# [What the task asks]
Lines containing the word "young" in the data below: say how many, with no other text.

(Entries from a dataset of interfaces)
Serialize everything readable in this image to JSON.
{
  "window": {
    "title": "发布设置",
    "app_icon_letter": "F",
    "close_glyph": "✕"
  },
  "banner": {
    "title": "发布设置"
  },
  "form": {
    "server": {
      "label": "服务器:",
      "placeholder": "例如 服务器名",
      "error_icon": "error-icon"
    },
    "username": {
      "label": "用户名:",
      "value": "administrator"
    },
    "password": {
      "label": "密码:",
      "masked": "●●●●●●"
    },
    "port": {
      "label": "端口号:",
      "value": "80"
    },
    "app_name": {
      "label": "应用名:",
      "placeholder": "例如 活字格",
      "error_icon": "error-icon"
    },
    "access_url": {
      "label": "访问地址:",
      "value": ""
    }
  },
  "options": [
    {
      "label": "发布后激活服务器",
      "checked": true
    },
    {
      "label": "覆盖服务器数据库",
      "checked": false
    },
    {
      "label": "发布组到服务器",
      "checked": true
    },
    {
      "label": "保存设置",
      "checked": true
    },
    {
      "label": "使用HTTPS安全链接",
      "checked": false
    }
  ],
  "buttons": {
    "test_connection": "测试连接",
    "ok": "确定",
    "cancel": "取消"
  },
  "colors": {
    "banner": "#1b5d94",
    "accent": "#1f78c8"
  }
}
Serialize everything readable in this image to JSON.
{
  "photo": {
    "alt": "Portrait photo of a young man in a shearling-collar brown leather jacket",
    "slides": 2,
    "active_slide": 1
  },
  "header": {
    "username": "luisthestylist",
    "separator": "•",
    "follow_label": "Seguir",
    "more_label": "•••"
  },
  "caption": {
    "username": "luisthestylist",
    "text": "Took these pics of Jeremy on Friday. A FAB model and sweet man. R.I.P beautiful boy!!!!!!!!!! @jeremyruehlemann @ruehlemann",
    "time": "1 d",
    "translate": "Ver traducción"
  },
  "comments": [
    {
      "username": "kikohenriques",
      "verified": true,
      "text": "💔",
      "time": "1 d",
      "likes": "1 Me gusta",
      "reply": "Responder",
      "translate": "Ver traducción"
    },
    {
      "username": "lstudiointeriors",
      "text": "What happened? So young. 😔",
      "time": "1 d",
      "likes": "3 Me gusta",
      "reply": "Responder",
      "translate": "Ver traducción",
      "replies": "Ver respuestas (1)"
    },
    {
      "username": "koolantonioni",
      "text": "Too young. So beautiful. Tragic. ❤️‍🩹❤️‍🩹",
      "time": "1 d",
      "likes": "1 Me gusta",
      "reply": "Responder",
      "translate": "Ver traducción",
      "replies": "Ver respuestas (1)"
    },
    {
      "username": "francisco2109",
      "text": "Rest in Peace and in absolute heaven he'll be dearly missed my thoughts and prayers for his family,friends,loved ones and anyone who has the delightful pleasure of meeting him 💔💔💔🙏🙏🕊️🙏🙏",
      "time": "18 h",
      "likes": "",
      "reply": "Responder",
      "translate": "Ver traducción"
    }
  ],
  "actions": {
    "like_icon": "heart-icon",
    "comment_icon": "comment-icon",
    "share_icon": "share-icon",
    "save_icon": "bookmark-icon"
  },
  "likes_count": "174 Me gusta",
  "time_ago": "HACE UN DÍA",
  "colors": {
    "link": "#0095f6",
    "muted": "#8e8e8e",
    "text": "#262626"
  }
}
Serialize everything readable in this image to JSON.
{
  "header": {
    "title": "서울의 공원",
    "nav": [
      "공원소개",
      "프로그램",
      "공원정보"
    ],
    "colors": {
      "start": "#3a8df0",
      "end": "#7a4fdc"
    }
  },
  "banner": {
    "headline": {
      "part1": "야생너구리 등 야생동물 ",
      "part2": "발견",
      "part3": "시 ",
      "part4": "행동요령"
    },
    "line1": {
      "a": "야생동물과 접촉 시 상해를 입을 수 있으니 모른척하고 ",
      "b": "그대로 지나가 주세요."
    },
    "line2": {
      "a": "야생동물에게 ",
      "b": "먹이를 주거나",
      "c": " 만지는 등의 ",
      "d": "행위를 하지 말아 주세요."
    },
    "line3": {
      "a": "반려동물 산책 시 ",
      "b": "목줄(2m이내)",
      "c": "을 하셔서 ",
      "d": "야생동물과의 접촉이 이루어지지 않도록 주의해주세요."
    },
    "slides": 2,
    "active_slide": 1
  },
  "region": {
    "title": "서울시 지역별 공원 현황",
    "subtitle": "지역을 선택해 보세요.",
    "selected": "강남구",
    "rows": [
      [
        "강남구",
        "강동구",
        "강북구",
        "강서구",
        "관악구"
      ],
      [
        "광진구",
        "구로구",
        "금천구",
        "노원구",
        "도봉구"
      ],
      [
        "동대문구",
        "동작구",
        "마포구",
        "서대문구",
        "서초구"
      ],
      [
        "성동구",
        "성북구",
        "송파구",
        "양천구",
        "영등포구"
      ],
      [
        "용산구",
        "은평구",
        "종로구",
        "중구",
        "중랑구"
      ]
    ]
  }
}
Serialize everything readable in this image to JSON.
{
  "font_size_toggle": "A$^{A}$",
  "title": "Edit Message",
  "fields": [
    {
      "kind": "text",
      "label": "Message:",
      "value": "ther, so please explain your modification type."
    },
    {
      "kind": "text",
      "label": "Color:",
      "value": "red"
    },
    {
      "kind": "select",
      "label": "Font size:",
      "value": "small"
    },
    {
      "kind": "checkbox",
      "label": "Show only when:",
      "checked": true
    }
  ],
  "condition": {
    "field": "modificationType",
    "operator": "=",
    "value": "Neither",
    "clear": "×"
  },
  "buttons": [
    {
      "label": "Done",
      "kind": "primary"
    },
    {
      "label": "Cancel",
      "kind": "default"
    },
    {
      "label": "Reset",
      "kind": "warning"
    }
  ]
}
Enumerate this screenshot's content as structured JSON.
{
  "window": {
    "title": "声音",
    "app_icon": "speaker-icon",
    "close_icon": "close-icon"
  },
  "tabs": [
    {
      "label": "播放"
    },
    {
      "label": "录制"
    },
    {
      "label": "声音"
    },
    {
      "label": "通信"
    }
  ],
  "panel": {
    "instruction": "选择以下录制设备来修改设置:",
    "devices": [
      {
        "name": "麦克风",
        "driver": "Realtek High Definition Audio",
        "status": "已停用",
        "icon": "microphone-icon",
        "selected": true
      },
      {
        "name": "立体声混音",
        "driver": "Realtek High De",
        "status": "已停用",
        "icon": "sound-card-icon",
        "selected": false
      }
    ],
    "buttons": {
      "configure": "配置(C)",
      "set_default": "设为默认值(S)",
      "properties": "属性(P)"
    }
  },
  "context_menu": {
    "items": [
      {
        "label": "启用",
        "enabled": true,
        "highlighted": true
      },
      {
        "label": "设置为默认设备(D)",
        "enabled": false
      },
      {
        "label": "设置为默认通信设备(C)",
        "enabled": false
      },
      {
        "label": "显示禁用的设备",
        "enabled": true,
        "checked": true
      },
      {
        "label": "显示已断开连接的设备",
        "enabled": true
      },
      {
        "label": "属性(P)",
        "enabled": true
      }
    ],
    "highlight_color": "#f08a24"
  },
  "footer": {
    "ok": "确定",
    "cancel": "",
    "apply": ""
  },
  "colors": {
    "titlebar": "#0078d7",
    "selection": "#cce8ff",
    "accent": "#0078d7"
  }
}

# [Your solution]
3